Arms control expert Jeffrey Lewis tweeted, “The point is that North Korea is clearly aimed at overwhelming the US missile defense system in Alaska. This is completely predictable because it’s much cheaper for North Korea to add warheads than for the US to add interceptors. If each new North Korean ICBM can carry 3-4 warheads, we would need about 12-16 interceptors for each missile. (The GMD system salvo fires four interceptors at each warhead.).”
Currently, the United States is expected to spend nearly $18 billion (mostly on R&D) to add just twenty-one more advanced interceptors to the missile defense system, for a total of sixty-five. To be fair, these Next Generation Interceptors may be effective enough to reduce the number launched to two interceptors per target.
Meanwhile, the 2021 edition of The Military Balance estimates North Korea possesses at least eight ICBMs.
North Korean nukes in space?
Despite the advantages, big missiles laden with multiple nukes have downsides for North Korea.
Xu Tianran writes at Bulletin of Atomic Scientists that a higher quantity of valuable fissile material is required for three small nukes than one big warhead of equivalent or greater yield. Placing three nukes on one missile also could allow the United States to knock out more of North Korea’s limited nuclear arsenal with one preemptive attack.

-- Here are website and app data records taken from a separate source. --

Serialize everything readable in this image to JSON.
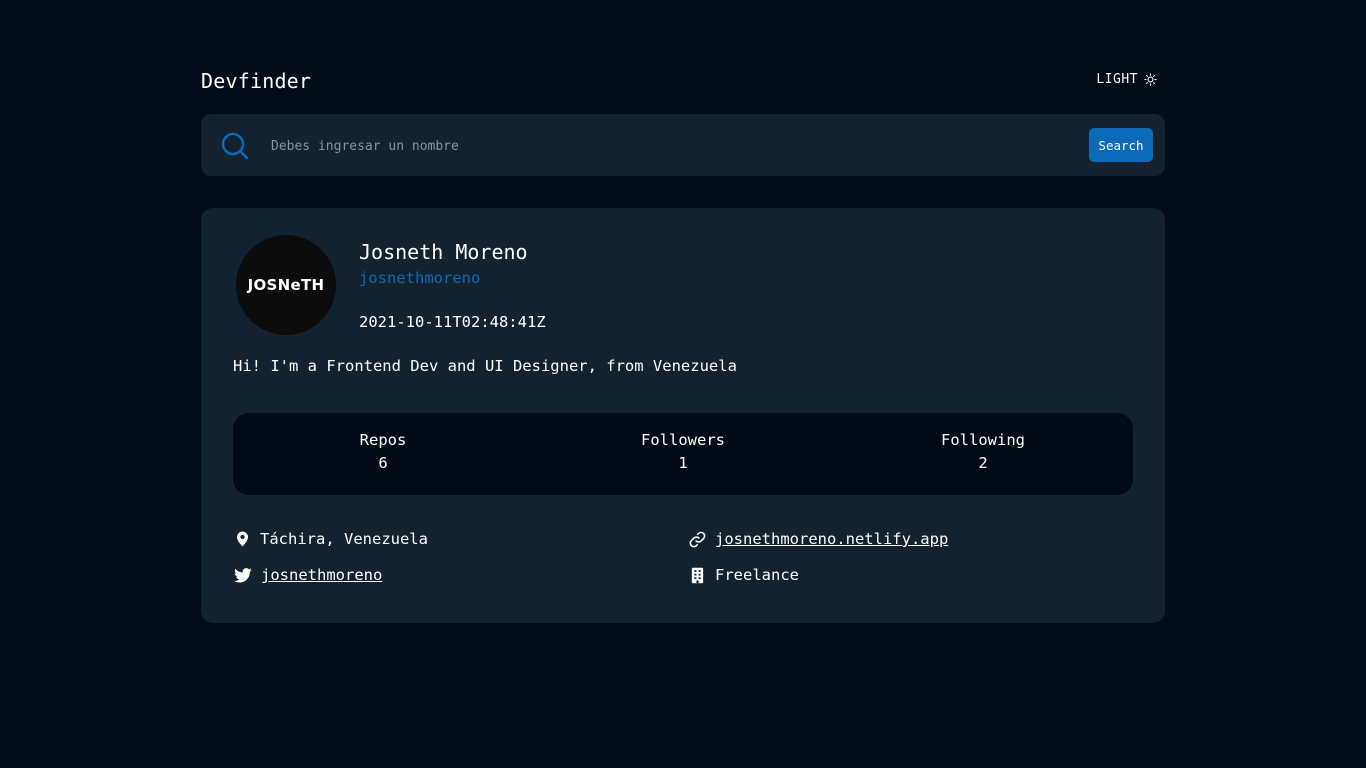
{
  "header": {
    "logo": "Devfinder",
    "theme_toggle_label": "LIGHT"
  },
  "search": {
    "placeholder": "Debes ingresar un nombre",
    "value": "",
    "button_label": "Search"
  },
  "profile": {
    "avatar_text": "JOSNeTH",
    "name": "Josneth Moreno",
    "login": "josnethmoreno",
    "created_at": "2021-10-11T02:48:41Z",
    "bio": "Hi! I'm a Frontend Dev and UI Designer, from Venezuela",
    "stats": [
      {
        "label": "Repos",
        "value": "6"
      },
      {
        "label": "Followers",
        "value": "1"
      },
      {
        "label": "Following",
        "value": "2"
      }
    ],
    "location": "Táchira, Venezuela",
    "blog": "josnethmoreno.netlify.app",
    "twitter": "josnethmoreno",
    "company": "Freelance"
  },
  "colors": {
    "background": "#020d18",
    "card": "#13222f",
    "accent": "#0b6bb8",
    "stats_background": "#020b15"
  }
}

The Hwasong-16’s huge TEL truck also lacks off-road mobility, making it easier to locate and destroy. Furthermore, because transporting a fuel-laden missile of that size would be impractical and dangerous, the missile would need to be pumped full of volatile rocket fuel supplied by multiple trucks at the launch site for hours prior to launch, creating a conspicuous target for preemptive attack. Indeed Michael Elleman writes for 38North that the TEL may simply be used to scoot the missile around an underground launch facility.

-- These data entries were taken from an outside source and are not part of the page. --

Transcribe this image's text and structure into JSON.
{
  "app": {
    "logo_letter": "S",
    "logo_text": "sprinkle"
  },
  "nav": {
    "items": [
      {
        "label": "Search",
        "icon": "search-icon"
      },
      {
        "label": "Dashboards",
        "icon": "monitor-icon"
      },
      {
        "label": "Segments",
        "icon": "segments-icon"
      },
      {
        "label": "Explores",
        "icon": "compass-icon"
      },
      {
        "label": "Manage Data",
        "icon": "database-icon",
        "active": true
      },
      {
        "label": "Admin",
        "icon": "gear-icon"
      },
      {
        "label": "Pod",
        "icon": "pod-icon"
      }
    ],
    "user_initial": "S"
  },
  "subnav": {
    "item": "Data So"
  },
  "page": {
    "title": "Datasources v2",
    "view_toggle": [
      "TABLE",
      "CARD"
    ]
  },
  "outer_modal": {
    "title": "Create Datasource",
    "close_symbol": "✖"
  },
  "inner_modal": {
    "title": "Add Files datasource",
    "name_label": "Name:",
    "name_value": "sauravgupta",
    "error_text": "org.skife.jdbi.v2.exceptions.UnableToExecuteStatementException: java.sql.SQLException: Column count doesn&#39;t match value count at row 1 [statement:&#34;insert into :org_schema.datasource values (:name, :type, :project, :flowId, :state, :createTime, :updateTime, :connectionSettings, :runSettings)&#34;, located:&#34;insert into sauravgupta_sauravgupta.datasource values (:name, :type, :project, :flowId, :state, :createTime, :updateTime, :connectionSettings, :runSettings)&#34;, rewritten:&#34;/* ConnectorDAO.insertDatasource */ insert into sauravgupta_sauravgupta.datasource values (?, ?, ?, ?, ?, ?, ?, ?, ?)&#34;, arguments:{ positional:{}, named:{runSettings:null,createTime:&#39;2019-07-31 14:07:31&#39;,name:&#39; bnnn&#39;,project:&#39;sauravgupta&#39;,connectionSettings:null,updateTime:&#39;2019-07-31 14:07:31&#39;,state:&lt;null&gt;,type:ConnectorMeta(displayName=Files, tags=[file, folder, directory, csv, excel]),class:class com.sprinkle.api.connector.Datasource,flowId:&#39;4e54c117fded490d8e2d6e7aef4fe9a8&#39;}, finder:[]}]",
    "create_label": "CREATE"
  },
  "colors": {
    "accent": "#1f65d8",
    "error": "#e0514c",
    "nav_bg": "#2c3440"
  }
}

One alternative several experts have raised is that the Hwasong-16 could be a modern take on the Soviet Union’s Fractional Orbital Bombardment System (FOBS), designed to circumvent an earlier generation of U.S. defenses. The FOBS was launched into space to assume a partial (or “fractional”) Earth orbit, swinging the weapon around the South Pole to attack the United States via its unguarded underbelly. Once over a target, a rocket motor would send the nuke plunging down.
The “fractional” aspect of the orbit ostensibly prevented the weapons from violating the letter, if not the spirit, of the 1967 Outer Space Treaty banning orbital nuclear weapons.
Hypothetically, an orbiting nuke could overfly virtually anywhere, circumventing fuel limitations and air defense radars to attack from angles difficult for the GMD system to intercept.
Arms control expert Joshua Pollack points out that tactic remains viable today:
With the ability to attack in FOBS mode, North Korea could compel the United States to an unhappy choice: either build what amounts to a substantially new, south-facing defensive architecture, or accept that it cannot physically prevent nuclear attack from Pyongyang, even under the sunniest of assumptions about GMD’s performance.
Pollack argues a FOBS using just one nuke might actually be technically and economically more viable for North Korea than deploying MRVs, and would also give Pyongyang a useful platform for testing reentry vehicles over its own airspace.
Whatever the case may be, the lack of apparent testing and absence of photographic evidence of North Korean reentry vehicles means we still can’t be certain just what role Pyongyang’s monster missile plays in its nuclear deterrence strategy.
Sébastien Roblin writes on the technical, historical, and political aspects of international security and conflict for publications including The National Interest, NBC News, Forbes.com , and War is Boring. He holds a Master’s degree from Georgetown University and served with the Peace Corps in China. You can follow his articles on Twitter.